What is a Subconscious Anxiety Attack? What are the Symptoms of a Subconscious Anxiety Attack?

At times, anxiety can quickly build up and peak in what is colloquially called an “anxiety attack.” This is often experienced physically as shallow breathing, quickened heartbeat, tight chest, tense muscles, sweating and shaking. It might be accompanied by a sense of dread or restlessness as well as worried thoughts. A subconscious anxiety attack feels as though it comes out of the blue. Some people experience anxiety attacks in the middle of the night, even when they are sleeping.

What’s The Difference Between Subconscious Anxiety vs Panic Attacks?

The key difference between an anxiety attack and a panic attack is the degree of severity. A “panic attack” is a clinically defined physical experience manifesting in a host of physical symptoms that onset within a few minutes. Panic attacks are typically more severe physical experiences than anxiety attacks and can be accompanied by hyperventilation, tunnel vision, and a sense that one is “going crazy”, having a heart attack, or going to die.

For many people panic attacks are connected to specific settings and situations, but for others panic attacks may also onset out-of-the-blue. Researchers have generally conceptualized these panic attacks as resulting from one’s internal catastrophic misinterpretation of a physical anxiety sensation.

If You Have a Subconscious Anxiety Attack, What Do You Do?

If you are experiencing intense anxiety symptoms without clear cause or reason, there are several steps you can take to re-center yourself.

First, try some physical strategies in order to calm yourself:

  1. Clasp your hands together and bring them to your chest. Clench your hands together slowly and firmly, focusing on noticing the sensation of your grasp.
  2. Practice several cycles of focused breathing: inhale for 4 seconds, hold your breath for 4 seconds, exhale for 8 seconds, and hold for another 4 seconds.

Second, see if you can use your mind to re-route your thinking. Some strategies to try are:

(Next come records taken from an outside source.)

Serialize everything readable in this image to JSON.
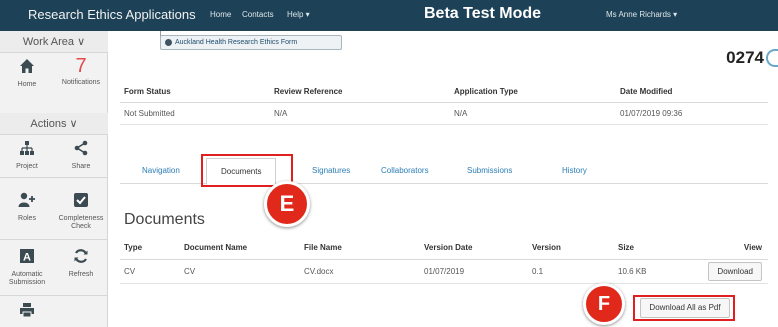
{
  "topbar": {
    "app_title": "Research Ethics Applications",
    "nav_home": "Home",
    "nav_contacts": "Contacts",
    "nav_help": "Help ▾",
    "beta_label": "Beta Test Mode",
    "user_menu": "Ms Anne Richards ▾"
  },
  "sidebar": {
    "work_area": "Work Area ∨",
    "actions": "Actions ∨",
    "notifications_count": "7",
    "tiles": {
      "home": "Home",
      "notifications": "Notifications",
      "project": "Project",
      "share": "Share",
      "roles": "Roles",
      "completeness_check": "Completeness Check",
      "automatic_submission": "Automatic Submission",
      "refresh": "Refresh"
    }
  },
  "header": {
    "form_name": "Auckland Health Research Ethics Form",
    "application_number": "0274"
  },
  "status_table": {
    "columns": [
      "Form Status",
      "Review Reference",
      "Application Type",
      "Date Modified"
    ],
    "row": [
      "Not Submitted",
      "N/A",
      "N/A",
      "01/07/2019 09:36"
    ]
  },
  "tabs": [
    {
      "label": "Navigation"
    },
    {
      "label": "Documents"
    },
    {
      "label": "Signatures"
    },
    {
      "label": "Collaborators"
    },
    {
      "label": "Submissions"
    },
    {
      "label": "History"
    }
  ],
  "annotations": {
    "badge_e": "E",
    "badge_f": "F",
    "highlight_color": "#e11f1f"
  },
  "documents": {
    "title": "Documents",
    "columns": [
      "Type",
      "Document Name",
      "File Name",
      "Version Date",
      "Version",
      "Size",
      "View"
    ],
    "rows": [
      {
        "type": "CV",
        "document_name": "CV",
        "file_name": "CV.docx",
        "version_date": "01/07/2019",
        "version": "0.1",
        "size": "10.6 KB",
        "view_button": "Download"
      }
    ],
    "download_all_button": "Download All as Pdf"
  },
  "colors": {
    "topbar": "#1d4156",
    "link": "#2b7db5",
    "accent_red": "#e0281b"
  }
}
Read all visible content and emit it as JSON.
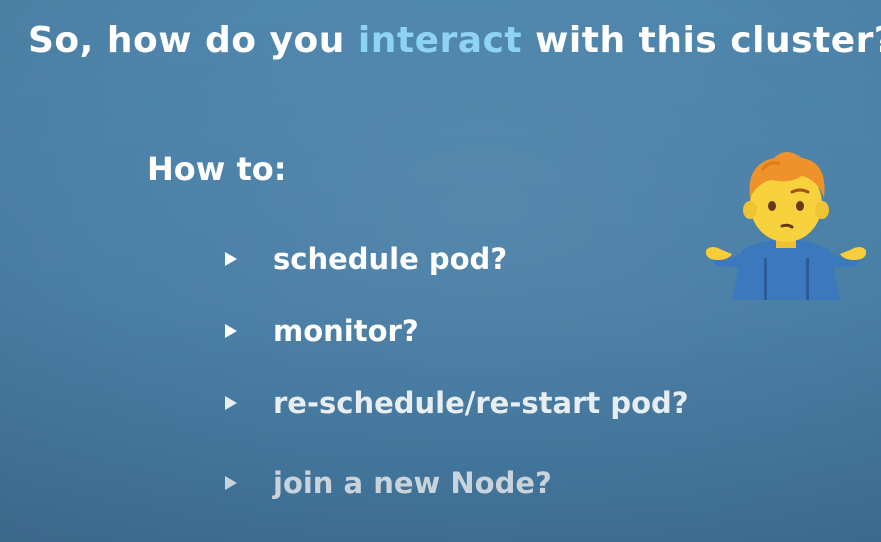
{
  "slide": {
    "title_before": "So, how do you ",
    "title_accent": "interact",
    "title_after": " with this cluster?",
    "subtitle": "How to:",
    "bullets": [
      "schedule pod?",
      "monitor?",
      "re-schedule/re-start pod?",
      "join a new Node?"
    ],
    "emoji_icon": "person-shrugging-icon"
  },
  "colors": {
    "background": "#4f86ad",
    "text": "#ffffff",
    "accent": "#8fd3f2"
  }
}
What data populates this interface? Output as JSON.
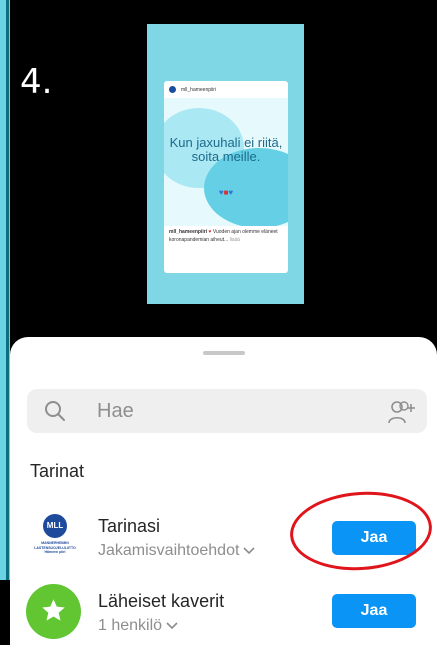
{
  "step": {
    "number": "4."
  },
  "story": {
    "username": "mll_hameenpiiri",
    "quote": "Kun jaxuhali ei riitä, soita meille.",
    "caption_user": "mll_hameenpiiri",
    "caption_text": "Vuoden ajan olemme eläneet koronapandemian aiheut...",
    "caption_more": "lisää"
  },
  "search": {
    "placeholder": "Hae"
  },
  "section": {
    "title": "Tarinat"
  },
  "rows": [
    {
      "title": "Tarinasi",
      "subtitle": "Jakamisvaihtoehdot",
      "button": "Jaa",
      "avatar_text": "MLL",
      "avatar_caption": "MANNERHEIMIN LASTENSUOJELULIITTO Hämeen piiri"
    },
    {
      "title": "Läheiset kaverit",
      "subtitle": "1 henkilö",
      "button": "Jaa"
    }
  ],
  "colors": {
    "accent": "#0a95f6",
    "highlight": "#e0141b",
    "close_friends": "#61c631"
  }
}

  • Distraction: Choose a color and look around you, naming every single object in your field of vision that has that color. 
  • Visualization: Close your eyes and call up the image of a place that is relaxing and safe. Allow yourself to sit there for a full minute. 
  • Affirmation/Mantra: Coach yourself with a statement that brings you to the present: “I will get through this.” “This will get better.” “Everything will be okay.”

Last, if it’s possible to do so: phone a friend. It can help to have an outside source of support coach us through the moment of anxiety. A helpful voice can help pull you out of your own head.

How Do I Stop a Subconscious Anxiety Attack?

Sometimes, using physical and mental strategies can help the anxiety to abate quickly. However there is no “off” switch for our emotions! It is important to remember that no matter how uncomfortable your anxiety is in the moment, it will pass. Remind yourself that your body will naturally rebalance itself soon. With practice of the above strategies, you can get better at managing your anxiety when it arises.

How Do I Best Treat Subconscious Anxiety Attacks?

If you find that your anxiety attacks are persisting and interfering with your life, it can be helpful to consult with a provider to discuss treatment options. Consult with your general medical provider to assess if your nutrition, hormones, cardiac or respiratory systems might be part of the cause. For those with sleep difficulties or broader mental health concerns, psychiatric medications can be a safe and effective way to reduce anxiety. Talk therapy like cognitive-behavior therapy is also a powerful and proven treatment that can help you decrease your anxiety and strengthen your own capacity to manage it when it comes up.

Remember, you are not alone and anxiety attacks can be overcome.